Provided information section start

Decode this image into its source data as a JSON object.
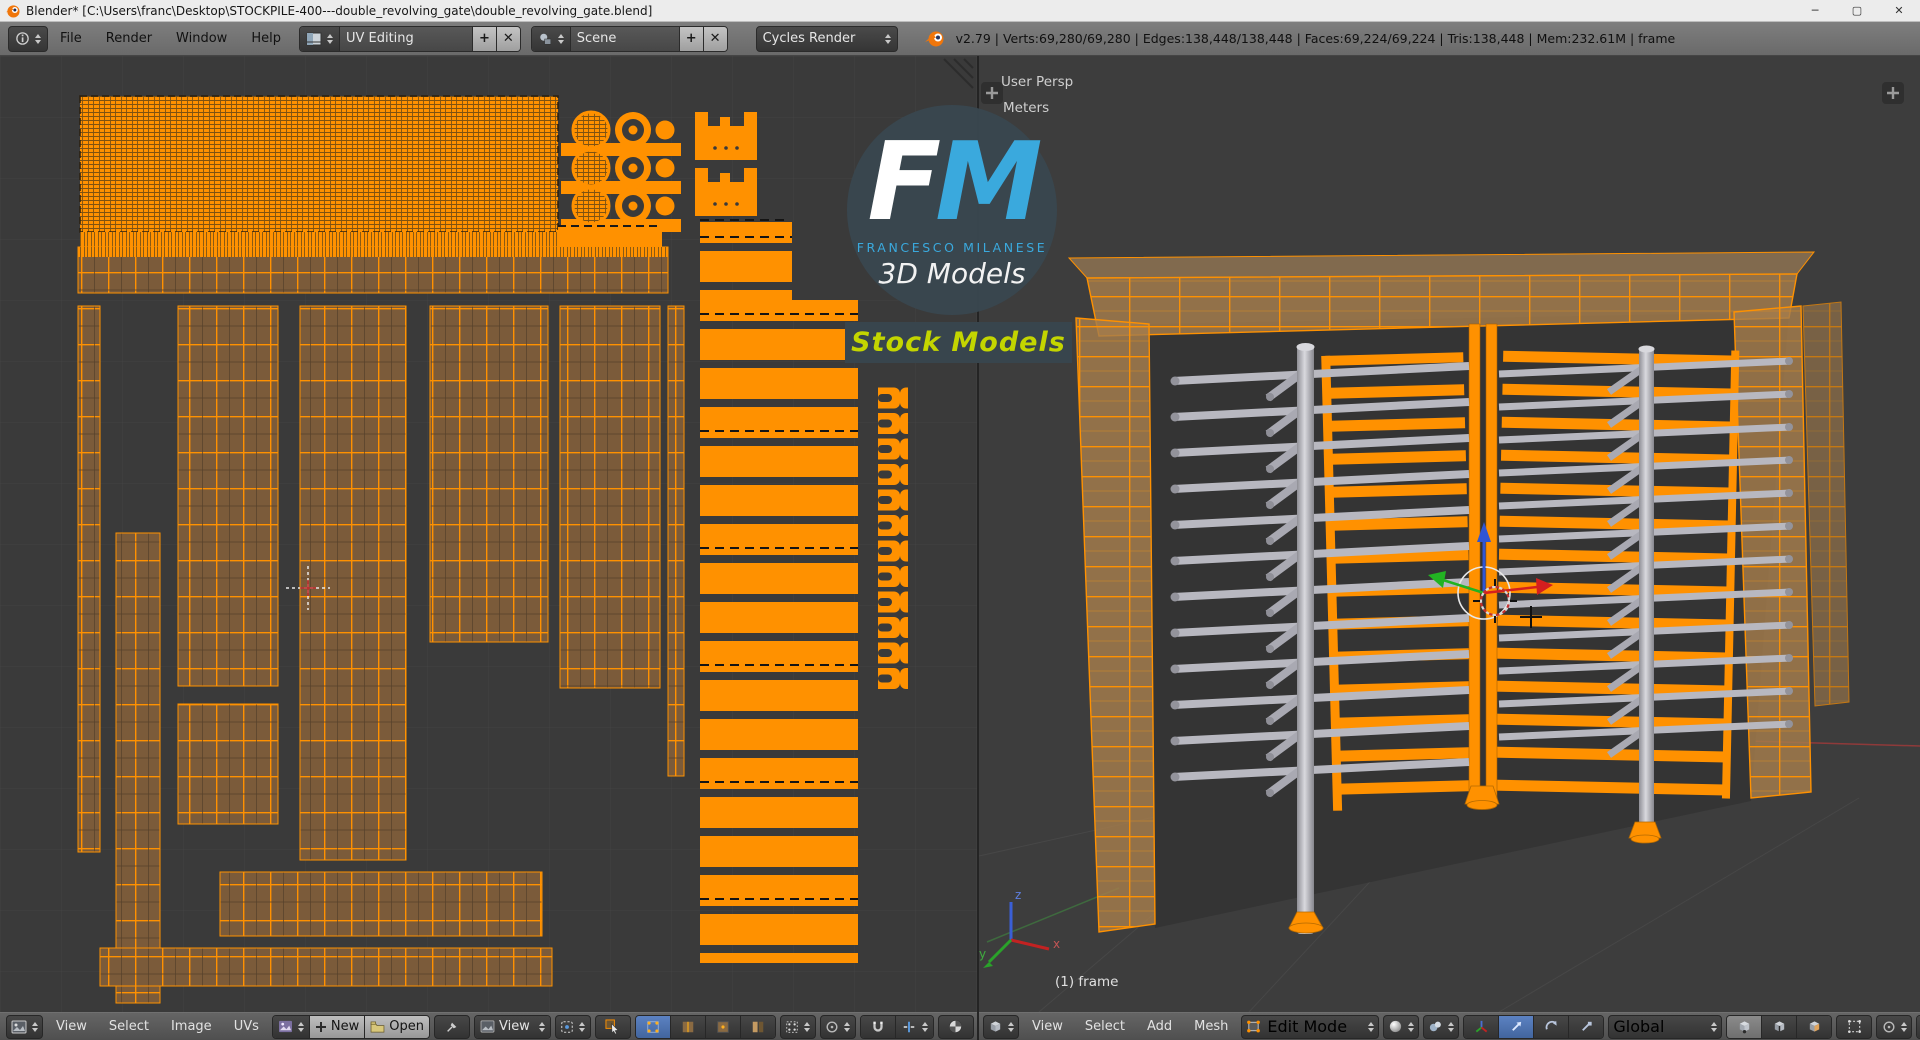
{
  "window": {
    "title": "Blender* [C:\\Users\\franc\\Desktop\\STOCKPILE-400---double_revolving_gate\\double_revolving_gate.blend]",
    "min_icon": "─",
    "max_icon": "▢",
    "close_icon": "✕"
  },
  "menubar": {
    "menus": [
      "File",
      "Render",
      "Window",
      "Help"
    ],
    "layout_value": "UV Editing",
    "layout_add": "+",
    "layout_close": "✕",
    "scene_value": "Scene",
    "scene_add": "+",
    "scene_close": "✕",
    "engine_value": "Cycles Render",
    "stats": "v2.79 | Verts:69,280/69,280 | Edges:138,448/138,448 | Faces:69,224/69,224 | Tris:138,448 | Mem:232.61M | frame"
  },
  "uv_editor": {
    "menus": [
      "View",
      "Select",
      "Image",
      "UVs"
    ],
    "new_label": "New",
    "open_label": "Open",
    "view_label": "View"
  },
  "viewport": {
    "menus": [
      "View",
      "Select",
      "Add",
      "Mesh"
    ],
    "mode_value": "Edit Mode",
    "orientation_value": "Global",
    "overlay_persp": "User Persp",
    "overlay_unit": "Meters",
    "overlay_object": "(1) frame",
    "axis_x": "x",
    "axis_y": "y",
    "axis_z": "z"
  },
  "watermark": {
    "f": "F",
    "m": "M",
    "name": "FRANCESCO MILANESE",
    "models": "3D Models",
    "banner": "Stock Models"
  },
  "colors": {
    "selection_orange": "#ff9100",
    "brand_blue": "#3aa9dd",
    "banner_yellow": "#c3d500",
    "active_blue": "#4f74ad",
    "face_brown": "#7b5b3a"
  }
}
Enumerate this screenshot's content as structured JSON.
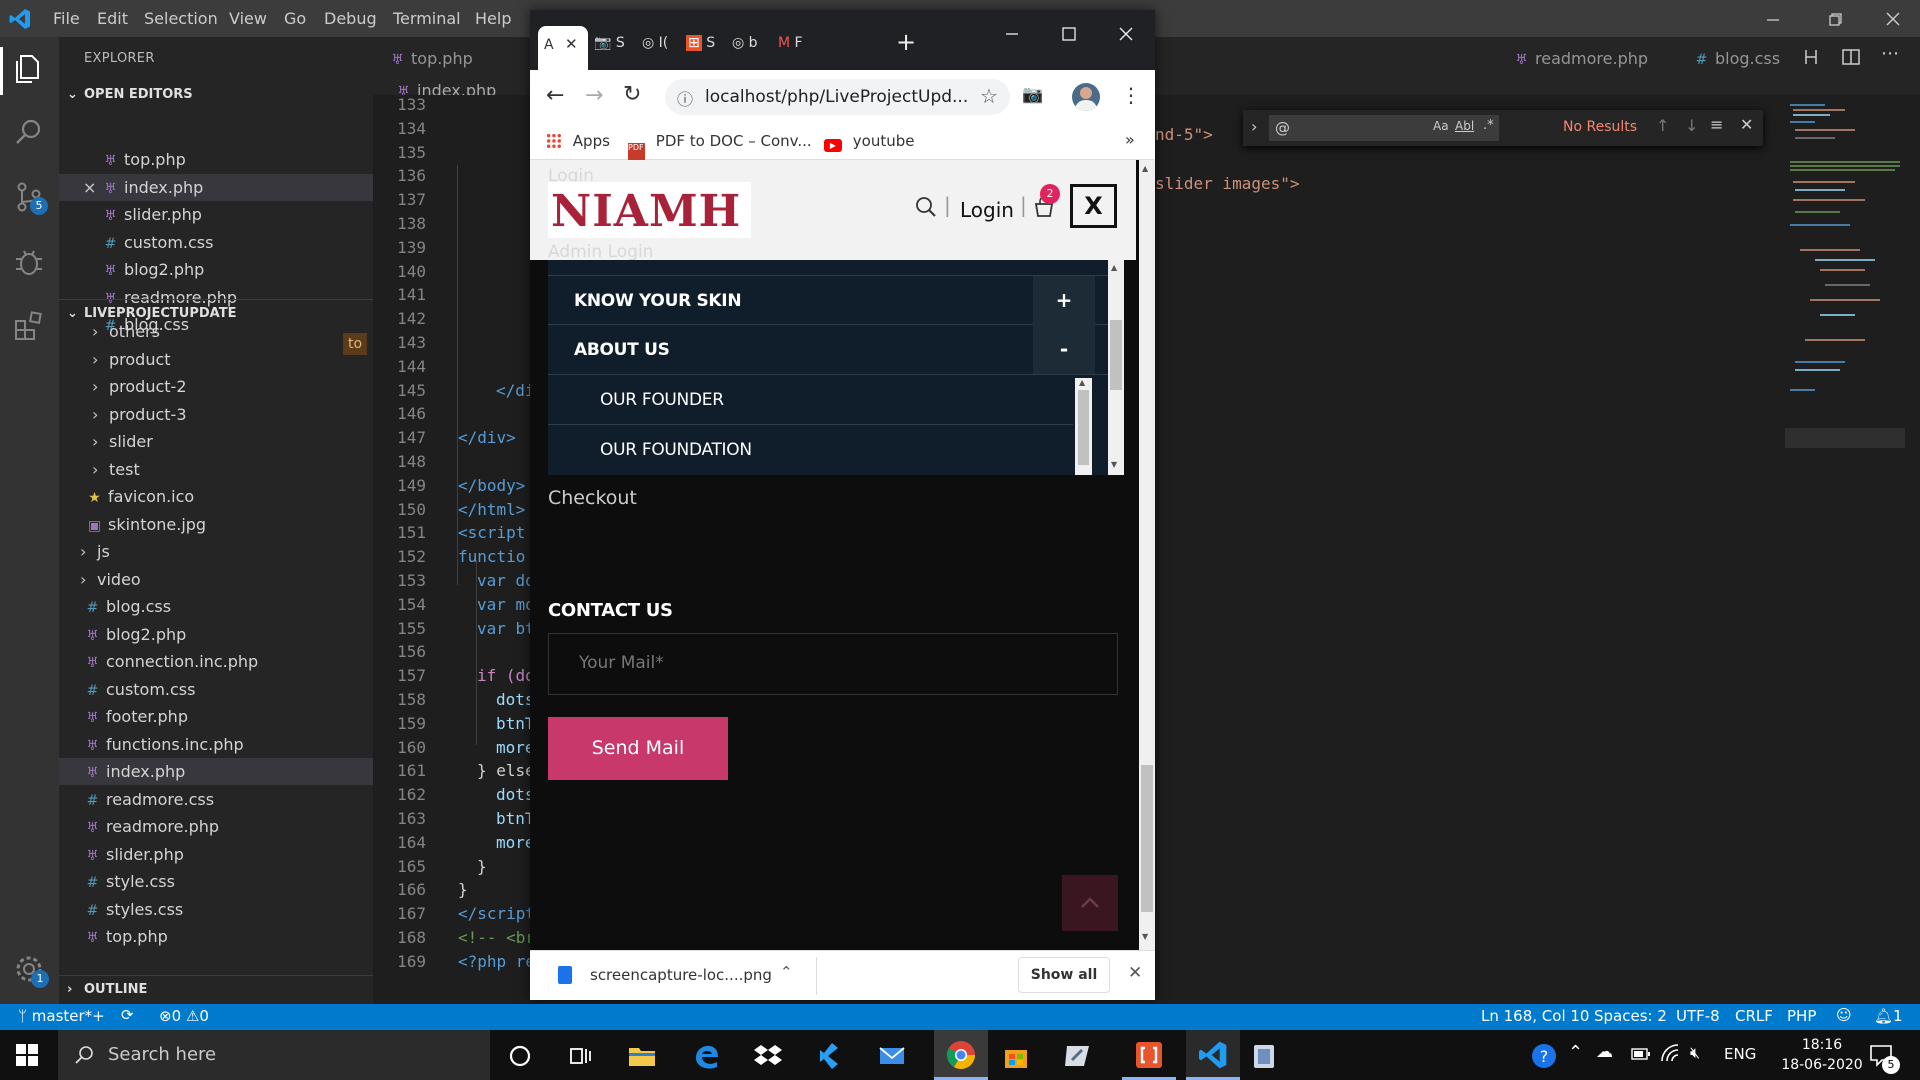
{
  "vscode": {
    "menu": [
      "File",
      "Edit",
      "Selection",
      "View",
      "Go",
      "Debug",
      "Terminal",
      "Help"
    ],
    "explorer_title": "EXPLORER",
    "open_editors_title": "OPEN EDITORS",
    "open_editors": [
      {
        "name": "top.php",
        "type": "php"
      },
      {
        "name": "index.php",
        "type": "php",
        "selected": true,
        "close": "×"
      },
      {
        "name": "slider.php",
        "type": "php"
      },
      {
        "name": "custom.css",
        "type": "css"
      },
      {
        "name": "blog2.php",
        "type": "php"
      },
      {
        "name": "readmore.php",
        "type": "php"
      },
      {
        "name": "blog.css",
        "type": "css"
      }
    ],
    "project_title": "LIVEPROJECTUPDATE",
    "project_badge": "to",
    "tree": [
      {
        "name": "others",
        "type": "folder"
      },
      {
        "name": "product",
        "type": "folder"
      },
      {
        "name": "product-2",
        "type": "folder"
      },
      {
        "name": "product-3",
        "type": "folder"
      },
      {
        "name": "slider",
        "type": "folder"
      },
      {
        "name": "test",
        "type": "folder"
      },
      {
        "name": "favicon.ico",
        "type": "star"
      },
      {
        "name": "skintone.jpg",
        "type": "image"
      },
      {
        "name": "js",
        "type": "folder-root"
      },
      {
        "name": "video",
        "type": "folder-root"
      },
      {
        "name": "blog.css",
        "type": "css"
      },
      {
        "name": "blog2.php",
        "type": "php"
      },
      {
        "name": "connection.inc.php",
        "type": "php"
      },
      {
        "name": "custom.css",
        "type": "css"
      },
      {
        "name": "footer.php",
        "type": "php"
      },
      {
        "name": "functions.inc.php",
        "type": "php"
      },
      {
        "name": "index.php",
        "type": "php",
        "selected": true
      },
      {
        "name": "readmore.css",
        "type": "css"
      },
      {
        "name": "readmore.php",
        "type": "php"
      },
      {
        "name": "slider.php",
        "type": "php"
      },
      {
        "name": "style.css",
        "type": "css"
      },
      {
        "name": "styles.css",
        "type": "css"
      },
      {
        "name": "top.php",
        "type": "php"
      }
    ],
    "outline_title": "OUTLINE",
    "source_control_badge": "5",
    "settings_badge": "1",
    "tabs": [
      {
        "name": "top.php",
        "type": "php"
      },
      {
        "name": "readmore.php",
        "type": "php"
      },
      {
        "name": "blog.css",
        "type": "css"
      }
    ],
    "breadcrumb": "index.php",
    "line_numbers": [
      133,
      134,
      135,
      136,
      137,
      138,
      139,
      140,
      141,
      142,
      143,
      144,
      145,
      146,
      147,
      148,
      149,
      150,
      151,
      152,
      153,
      154,
      155,
      156,
      157,
      158,
      159,
      160,
      161,
      162,
      163,
      164,
      165,
      166,
      167,
      168,
      169
    ],
    "code_lines": [
      {
        "line": 145,
        "text": "</div",
        "indent": 2
      },
      {
        "line": 147,
        "text": "</div>",
        "indent": 0
      },
      {
        "line": 149,
        "text": "</body>",
        "indent": 0
      },
      {
        "line": 150,
        "text": "</html>",
        "indent": 0
      },
      {
        "line": 151,
        "text": "<script",
        "indent": 0
      },
      {
        "line": 152,
        "text": "functio",
        "indent": 0
      },
      {
        "line": 153,
        "text": "var do",
        "indent": 1
      },
      {
        "line": 154,
        "text": "var mo",
        "indent": 1
      },
      {
        "line": 155,
        "text": "var bt",
        "indent": 1
      },
      {
        "line": 157,
        "text": "if (do",
        "indent": 1
      },
      {
        "line": 158,
        "text": "dots",
        "indent": 2
      },
      {
        "line": 159,
        "text": "btnT",
        "indent": 2
      },
      {
        "line": 160,
        "text": "more",
        "indent": 2
      },
      {
        "line": 161,
        "text": "} else",
        "indent": 1
      },
      {
        "line": 162,
        "text": "dots",
        "indent": 2
      },
      {
        "line": 163,
        "text": "btnT",
        "indent": 2
      },
      {
        "line": 164,
        "text": "more",
        "indent": 2
      },
      {
        "line": 165,
        "text": "}",
        "indent": 1
      },
      {
        "line": 166,
        "text": "}",
        "indent": 0
      },
      {
        "line": 167,
        "text": "</script",
        "indent": 0
      },
      {
        "line": 168,
        "text": "<!-- <br",
        "indent": 0
      },
      {
        "line": 169,
        "text": "<?php re",
        "indent": 0
      }
    ],
    "right_code": [
      "nd-5\">",
      "slider images\">"
    ],
    "find": {
      "value": "@",
      "aa": "Aa",
      "ab": "Abl",
      "regex": ".*",
      "results": "No Results"
    },
    "status": {
      "branch": "master*+",
      "errors": "0",
      "warnings": "0",
      "position": "Ln 168, Col 10",
      "spaces": "Spaces: 2",
      "encoding": "UTF-8",
      "eol": "CRLF",
      "language": "PHP",
      "notifications": "1"
    }
  },
  "browser": {
    "tabs": [
      {
        "label": "A",
        "active": true
      },
      {
        "label": "S"
      },
      {
        "label": "I("
      },
      {
        "label": "S"
      },
      {
        "label": "b"
      },
      {
        "label": "F"
      }
    ],
    "url": "localhost/php/LiveProjectUpd...",
    "bookmarks": [
      "Apps",
      "PDF to DOC – Conv...",
      "youtube"
    ],
    "page": {
      "faded_login": "Login",
      "logo": "NIAMH",
      "login": "Login",
      "cart_count": "2",
      "close": "X",
      "faded_admin": "Admin Login",
      "menu": [
        {
          "label": "KNOW YOUR SKIN",
          "toggle": "+"
        },
        {
          "label": "ABOUT US",
          "toggle": "-"
        }
      ],
      "submenu": [
        "OUR FOUNDER",
        "OUR FOUNDATION"
      ],
      "checkout": "Checkout",
      "contact_title": "CONTACT US",
      "mail_placeholder": "Your Mail*",
      "send_button": "Send Mail"
    },
    "download": {
      "file": "screencapture-loc....png",
      "show_all": "Show all"
    }
  },
  "taskbar": {
    "search_placeholder": "Search here",
    "language": "ENG",
    "time": "18:16",
    "date": "18-06-2020",
    "notification_count": "5"
  }
}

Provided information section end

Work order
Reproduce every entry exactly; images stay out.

Answer to the exercise
Decode this image into its source data as a JSON object.
{
  "window": {
    "title": "Blender* [C:\\Users\\franc\\Desktop\\STOCKPILE-400---double_revolving_gate\\double_revolving_gate.blend]",
    "min_icon": "─",
    "max_icon": "▢",
    "close_icon": "✕"
  },
  "menubar": {
    "menus": [
      "File",
      "Render",
      "Window",
      "Help"
    ],
    "layout_value": "UV Editing",
    "layout_add": "+",
    "layout_close": "✕",
    "scene_value": "Scene",
    "scene_add": "+",
    "scene_close": "✕",
    "engine_value": "Cycles Render",
    "stats": "v2.79 | Verts:69,280/69,280 | Edges:138,448/138,448 | Faces:69,224/69,224 | Tris:138,448 | Mem:232.61M | frame"
  },
  "uv_editor": {
    "menus": [
      "View",
      "Select",
      "Image",
      "UVs"
    ],
    "new_label": "New",
    "open_label": "Open",
    "view_label": "View"
  },
  "viewport": {
    "menus": [
      "View",
      "Select",
      "Add",
      "Mesh"
    ],
    "mode_value": "Edit Mode",
    "orientation_value": "Global",
    "overlay_persp": "User Persp",
    "overlay_unit": "Meters",
    "overlay_object": "(1) frame",
    "axis_x": "x",
    "axis_y": "y",
    "axis_z": "z"
  },
  "watermark": {
    "f": "F",
    "m": "M",
    "name": "FRANCESCO MILANESE",
    "models": "3D Models",
    "banner": "Stock Models"
  },
  "colors": {
    "selection_orange": "#ff9100",
    "brand_blue": "#3aa9dd",
    "banner_yellow": "#c3d500",
    "active_blue": "#4f74ad",
    "face_brown": "#7b5b3a"
  }
}
Enumerate this screenshot's content as structured JSON.
{
  "vscode": {
    "menu": [
      "File",
      "Edit",
      "Selection",
      "View",
      "Go",
      "Debug",
      "Terminal",
      "Help"
    ],
    "explorer_title": "EXPLORER",
    "open_editors_title": "OPEN EDITORS",
    "open_editors": [
      {
        "name": "top.php",
        "type": "php"
      },
      {
        "name": "index.php",
        "type": "php",
        "selected": true,
        "close": "×"
      },
      {
        "name": "slider.php",
        "type": "php"
      },
      {
        "name": "custom.css",
        "type": "css"
      },
      {
        "name": "blog2.php",
        "type": "php"
      },
      {
        "name": "readmore.php",
        "type": "php"
      },
      {
        "name": "blog.css",
        "type": "css"
      }
    ],
    "project_title": "LIVEPROJECTUPDATE",
    "project_badge": "to",
    "tree": [
      {
        "name": "others",
        "type": "folder"
      },
      {
        "name": "product",
        "type": "folder"
      },
      {
        "name": "product-2",
        "type": "folder"
      },
      {
        "name": "product-3",
        "type": "folder"
      },
      {
        "name": "slider",
        "type": "folder"
      },
      {
        "name": "test",
        "type": "folder"
      },
      {
        "name": "favicon.ico",
        "type": "star"
      },
      {
        "name": "skintone.jpg",
        "type": "image"
      },
      {
        "name": "js",
        "type": "folder-root"
      },
      {
        "name": "video",
        "type": "folder-root"
      },
      {
        "name": "blog.css",
        "type": "css"
      },
      {
        "name": "blog2.php",
        "type": "php"
      },
      {
        "name": "connection.inc.php",
        "type": "php"
      },
      {
        "name": "custom.css",
        "type": "css"
      },
      {
        "name": "footer.php",
        "type": "php"
      },
      {
        "name": "functions.inc.php",
        "type": "php"
      },
      {
        "name": "index.php",
        "type": "php",
        "selected": true
      },
      {
        "name": "readmore.css",
        "type": "css"
      },
      {
        "name": "readmore.php",
        "type": "php"
      },
      {
        "name": "slider.php",
        "type": "php"
      },
      {
        "name": "style.css",
        "type": "css"
      },
      {
        "name": "styles.css",
        "type": "css"
      },
      {
        "name": "top.php",
        "type": "php"
      }
    ],
    "outline_title": "OUTLINE",
    "source_control_badge": "5",
    "settings_badge": "1",
    "tabs": [
      {
        "name": "top.php",
        "type": "php"
      },
      {
        "name": "readmore.php",
        "type": "php"
      },
      {
        "name": "blog.css",
        "type": "css"
      }
    ],
    "breadcrumb": "index.php",
    "line_numbers": [
      133,
      134,
      135,
      136,
      137,
      138,
      139,
      140,
      141,
      142,
      143,
      144,
      145,
      146,
      147,
      148,
      149,
      150,
      151,
      152,
      153,
      154,
      155,
      156,
      157,
      158,
      159,
      160,
      161,
      162,
      163,
      164,
      165,
      166,
      167,
      168,
      169
    ],
    "code_lines": [
      {
        "line": 145,
        "text": "</div",
        "indent": 2
      },
      {
        "line": 147,
        "text": "</div>",
        "indent": 0
      },
      {
        "line": 149,
        "text": "</body>",
        "indent": 0
      },
      {
        "line": 150,
        "text": "</html>",
        "indent": 0
      },
      {
        "line": 151,
        "text": "<script",
        "indent": 0
      },
      {
        "line": 152,
        "text": "functio",
        "indent": 0
      },
      {
        "line": 153,
        "text": "var do",
        "indent": 1
      },
      {
        "line": 154,
        "text": "var mo",
        "indent": 1
      },
      {
        "line": 155,
        "text": "var bt",
        "indent": 1
      },
      {
        "line": 157,
        "text": "if (do",
        "indent": 1
      },
      {
        "line": 158,
        "text": "dots",
        "indent": 2
      },
      {
        "line": 159,
        "text": "btnT",
        "indent": 2
      },
      {
        "line": 160,
        "text": "more",
        "indent": 2
      },
      {
        "line": 161,
        "text": "} else",
        "indent": 1
      },
      {
        "line": 162,
        "text": "dots",
        "indent": 2
      },
      {
        "line": 163,
        "text": "btnT",
        "indent": 2
      },
      {
        "line": 164,
        "text": "more",
        "indent": 2
      },
      {
        "line": 165,
        "text": "}",
        "indent": 1
      },
      {
        "line": 166,
        "text": "}",
        "indent": 0
      },
      {
        "line": 167,
        "text": "</script",
        "indent": 0
      },
      {
        "line": 168,
        "text": "<!-- <br",
        "indent": 0
      },
      {
        "line": 169,
        "text": "<?php re",
        "indent": 0
      }
    ],
    "right_code": [
      "nd-5\">",
      "slider images\">"
    ],
    "find": {
      "value": "@",
      "aa": "Aa",
      "ab": "Abl",
      "regex": ".*",
      "results": "No Results"
    },
    "status": {
      "branch": "master*+",
      "errors": "0",
      "warnings": "0",
      "position": "Ln 168, Col 10",
      "spaces": "Spaces: 2",
      "encoding": "UTF-8",
      "eol": "CRLF",
      "language": "PHP",
      "notifications": "1"
    }
  },
  "browser": {
    "tabs": [
      {
        "label": "A",
        "active": true
      },
      {
        "label": "S"
      },
      {
        "label": "I("
      },
      {
        "label": "S"
      },
      {
        "label": "b"
      },
      {
        "label": "F"
      }
    ],
    "url": "localhost/php/LiveProjectUpd...",
    "bookmarks": [
      "Apps",
      "PDF to DOC – Conv...",
      "youtube"
    ],
    "page": {
      "faded_login": "Login",
      "logo": "NIAMH",
      "login": "Login",
      "cart_count": "2",
      "close": "X",
      "faded_admin": "Admin Login",
      "menu": [
        {
          "label": "KNOW YOUR SKIN",
          "toggle": "+"
        },
        {
          "label": "ABOUT US",
          "toggle": "-"
        }
      ],
      "submenu": [
        "OUR FOUNDER",
        "OUR FOUNDATION"
      ],
      "checkout": "Checkout",
      "contact_title": "CONTACT US",
      "mail_placeholder": "Your Mail*",
      "send_button": "Send Mail"
    },
    "download": {
      "file": "screencapture-loc....png",
      "show_all": "Show all"
    }
  },
  "taskbar": {
    "search_placeholder": "Search here",
    "language": "ENG",
    "time": "18:16",
    "date": "18-06-2020",
    "notification_count": "5"
  }
}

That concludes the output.